Website and app data records
=== Section Start ===
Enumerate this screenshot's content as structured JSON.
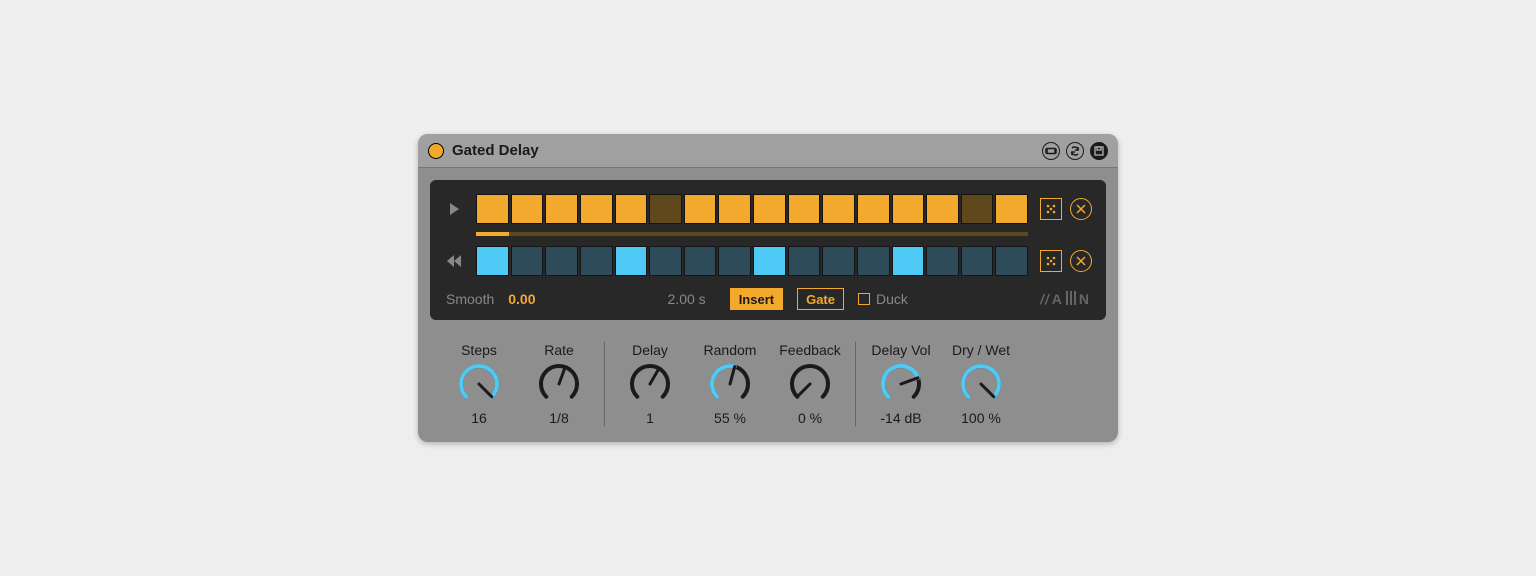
{
  "title": "Gated Delay",
  "colors": {
    "accent_orange": "#f3a92e",
    "accent_blue": "#4fc9f5"
  },
  "sequencer": {
    "progress_percent": 6,
    "row1": [
      true,
      true,
      true,
      true,
      true,
      false,
      true,
      true,
      true,
      true,
      true,
      true,
      true,
      true,
      false,
      true
    ],
    "row2": [
      true,
      false,
      false,
      false,
      true,
      false,
      false,
      false,
      true,
      false,
      false,
      false,
      true,
      false,
      false,
      false
    ]
  },
  "bottom": {
    "smooth_label": "Smooth",
    "smooth_value": "0.00",
    "time_value": "2.00 s",
    "insert_label": "Insert",
    "gate_label": "Gate",
    "duck_label": "Duck",
    "duck_checked": false,
    "brand": "A|||N"
  },
  "knobs": [
    {
      "group": 0,
      "label": "Steps",
      "value": "16",
      "angle": 135,
      "color": "#4fc9f5",
      "sweep": 270
    },
    {
      "group": 0,
      "label": "Rate",
      "value": "1/8",
      "angle": 20,
      "color": "#1a1a1a",
      "sweep": 0
    },
    {
      "group": 1,
      "label": "Delay",
      "value": "1",
      "angle": 30,
      "color": "#1a1a1a",
      "sweep": 0
    },
    {
      "group": 1,
      "label": "Random",
      "value": "55 %",
      "angle": 15,
      "color": "#4fc9f5",
      "sweep": 150
    },
    {
      "group": 1,
      "label": "Feedback",
      "value": "0 %",
      "angle": -135,
      "color": "#1a1a1a",
      "sweep": 0
    },
    {
      "group": 2,
      "label": "Delay Vol",
      "value": "-14 dB",
      "angle": 70,
      "color": "#4fc9f5",
      "sweep": 205
    },
    {
      "group": 2,
      "label": "Dry / Wet",
      "value": "100 %",
      "angle": 135,
      "color": "#4fc9f5",
      "sweep": 270
    }
  ]
}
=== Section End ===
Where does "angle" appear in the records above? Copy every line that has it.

      "angle": 135,
      "angle": 20,
      "angle": 30,
      "angle": 15,
      "angle": -135,
      "angle": 70,
      "angle": 135,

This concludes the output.